Army ROTC offers the broadest path for young men and women seeking to serve the nation as Army Officers to achieve their goal. Its graduates comprise the majority of the newly commissioned Lieutenants entering the Active Army each year
Since 1968, Army ROTC at the Rochester Institute of Technology has provided students with the opportunity to combine world class leadership and management training with their other academic studies. The state-of-the-art curriculum which consists of a series of classroom and hands-on leadership training experiences, gives students the necessary foundation to serve successfully in positions of responsibility in either America's Army or the corporate world.
Students with a strong academic background, who are physically fit, have an active mind set and the ability to rapidly assimilate information thrive in the program. These scholar-athlete-leaders (SALs) note that the leadership skills developed through their participation in the program are further honed during their period of service as Army Officers.

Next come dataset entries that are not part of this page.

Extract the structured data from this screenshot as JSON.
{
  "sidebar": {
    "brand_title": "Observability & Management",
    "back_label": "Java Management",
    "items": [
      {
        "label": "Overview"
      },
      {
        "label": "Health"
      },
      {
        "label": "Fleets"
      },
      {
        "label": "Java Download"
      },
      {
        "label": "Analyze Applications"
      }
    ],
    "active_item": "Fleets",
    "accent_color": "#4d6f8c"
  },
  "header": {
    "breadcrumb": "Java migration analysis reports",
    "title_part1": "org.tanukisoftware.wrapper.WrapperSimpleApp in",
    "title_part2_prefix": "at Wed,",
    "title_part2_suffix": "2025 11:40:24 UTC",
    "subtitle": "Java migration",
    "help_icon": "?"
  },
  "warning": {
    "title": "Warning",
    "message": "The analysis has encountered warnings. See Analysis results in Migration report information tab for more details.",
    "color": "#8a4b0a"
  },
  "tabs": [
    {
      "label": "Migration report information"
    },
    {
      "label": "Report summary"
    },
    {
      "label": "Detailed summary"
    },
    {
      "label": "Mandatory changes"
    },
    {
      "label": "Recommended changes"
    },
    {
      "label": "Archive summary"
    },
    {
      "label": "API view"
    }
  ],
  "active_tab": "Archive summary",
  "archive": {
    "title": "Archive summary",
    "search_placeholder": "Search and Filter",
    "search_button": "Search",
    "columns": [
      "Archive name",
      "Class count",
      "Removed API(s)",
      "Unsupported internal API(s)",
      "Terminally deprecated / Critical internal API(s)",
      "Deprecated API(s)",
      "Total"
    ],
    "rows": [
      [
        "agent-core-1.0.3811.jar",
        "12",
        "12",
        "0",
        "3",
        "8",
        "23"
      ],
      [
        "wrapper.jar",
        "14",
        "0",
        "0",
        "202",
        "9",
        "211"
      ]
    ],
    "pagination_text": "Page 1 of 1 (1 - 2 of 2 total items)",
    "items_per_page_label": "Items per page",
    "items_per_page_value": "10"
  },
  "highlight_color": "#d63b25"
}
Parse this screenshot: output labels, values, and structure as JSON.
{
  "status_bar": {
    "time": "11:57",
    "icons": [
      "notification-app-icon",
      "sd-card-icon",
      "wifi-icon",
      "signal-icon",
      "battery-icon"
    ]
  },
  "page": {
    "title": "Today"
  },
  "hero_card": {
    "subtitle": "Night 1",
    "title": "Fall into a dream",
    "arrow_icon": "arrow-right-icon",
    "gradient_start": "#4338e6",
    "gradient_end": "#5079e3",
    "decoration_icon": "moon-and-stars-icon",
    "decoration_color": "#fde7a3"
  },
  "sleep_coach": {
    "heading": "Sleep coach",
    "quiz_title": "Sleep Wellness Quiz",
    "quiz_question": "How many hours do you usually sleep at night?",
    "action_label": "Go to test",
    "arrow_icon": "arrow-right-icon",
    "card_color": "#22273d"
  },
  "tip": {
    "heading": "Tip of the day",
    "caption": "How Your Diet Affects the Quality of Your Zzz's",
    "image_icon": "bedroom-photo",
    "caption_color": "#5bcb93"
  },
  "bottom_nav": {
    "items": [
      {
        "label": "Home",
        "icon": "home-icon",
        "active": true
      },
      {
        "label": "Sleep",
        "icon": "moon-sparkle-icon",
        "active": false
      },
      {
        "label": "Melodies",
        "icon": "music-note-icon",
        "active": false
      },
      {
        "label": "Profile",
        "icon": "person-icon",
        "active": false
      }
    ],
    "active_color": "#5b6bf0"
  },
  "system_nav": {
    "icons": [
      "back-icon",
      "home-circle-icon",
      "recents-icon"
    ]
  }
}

The proposal for an Army ROTC detachment in Rochester was initiated in 1967 when the Army advised RIT that they were interested in establishing an ROTC program in the area for school year 1969-1970. A committee headed by the Institute President met in 1968 to discuss implementation of the program and recommendations for its operation in relation to the rest of the Institute. In November, the Army approved RIT’s application for the program, and ROTC became a reality.
The first PMS (Professor of Military Science) and his staff arrived on the RIT campus in February, 1969 and by September of that year, began enrolling students in ROTC. The program kicked off the school year with 54 Cadets, 11 in the two-year program and 43 in the four-year program. By 1971, 8 of those first Cadets were commissioned as officers in the United States Army.
Our detachment today represents not just the Rochester Institute of Technology, but also the University of Rochester, Nazareth College, Saint John Fisher College, the State University of New York campus at Geneseo and Monroe Community College. Since 1969, ROTC has provided scholarships of varying lengths to Cadets who have studied at virtually all of these campuses (the exception is Monroe Community College).
Ever since Cadet Command began actively tracking Cadet performance at the Leadership Development and Assessment Course at Fort Lewis Washington, Cadets from the Rochester Institute of Technology has placed in the top 5 programs nationally in every measurable event (Leadership Evaluations, Army Physical Fitness Test, Day and Night Land Navigation, RECONDO, and top 5 in the Platoon).
Three scholarships are available through Army ROTC.
High School ROTC Scholarship: This scholarship covers full tuition and fees, as well as room and board, and is available to high school seniors.
Hip Pocket Scholarship: This program allows selected soldiers to complete their baccalaureate degree requirements and obtain a commission through participation in the ROTC Scholarship program. Division Commanders can nominate deserving soldiers for two-, three-, and four-year scholarships.
Green to Gold Scholarship: This program was designed to help enlisted soldiers get college degrees and become officers. Scholarships are awarded for two, three, or four years and cover tuition or room and board support, as well as additional funding for textbooks, supplies, and equipment.
No, in ROTC your major does not affect you entering the military. However, your major may effect when you can commission and how long you will take to complete college when you add in your military science classes. At RIT a higher percentage of our STEM majors earn campus-based scholarships
An enrolled cadet is a person who has filled out an enrollment packet an all the necessary documents. It allows a cadet to take the lab portion of ROTC and to try out ROTC without a military obligation.
A contracted cadet is a person who has completed the enrollment packet, finished and passed all the necessary contracting requirements (see our answer to: Contracting requirements for more information on the subject), and sign an Army ROTC contract.
A 104-R Form is a standard Cadet Command Form that plans out all the remaining academic semesters in college for you and your instructors. The form allows us to place you in the correct ROTC academic track and also helps you plan your future semesters in college to meet all your graduating needs.
An Army Physical Fitness Test (APFT) is a 3 event test to give yourself and your commanders an evaluation on your level of fitness. The three events are: 2 minutes of timed pushups, 2 minutes of timed sit-ups, and a timed 2 mile run. In addition, each student will be required to meet the US Army height/weight and body fat standard. Learn more about the APFT on GoArmy.com.
Accessions is the process by which the US Army ranks every Cadet Commissioning in a certain year. Your Accession score includes GPA, APFT Scores, LDAC evaluations, Campus Cadet Evaluation Report, and any clubs or activities you have done.
Yes. A Military Science minor will ensure that you are familiar with Army style leadership and make you marketable in the private sector. If you are interested in taking ROTC for a minor please contract Ms. Beth Polmateer at firstname.lastname@example.org.
ROTC gives you a career once you exit college, puts you ahead of your peers in the job market, and gives you an opportunity to serve your nation as an officer in the US Army. Aside from that, serving in the military gives you points on the Civil Service Exam if you are looking for a government job, and training in whatever branch you choose.
If you enroll in ROTC it gives you a chance to see our program and determine if this is something you are interested in pursuing. If you contract in ROTC you will earn a Commission and exit college with a career, along with other financial benefits throughout college that will help you mitigate the costs associated with college.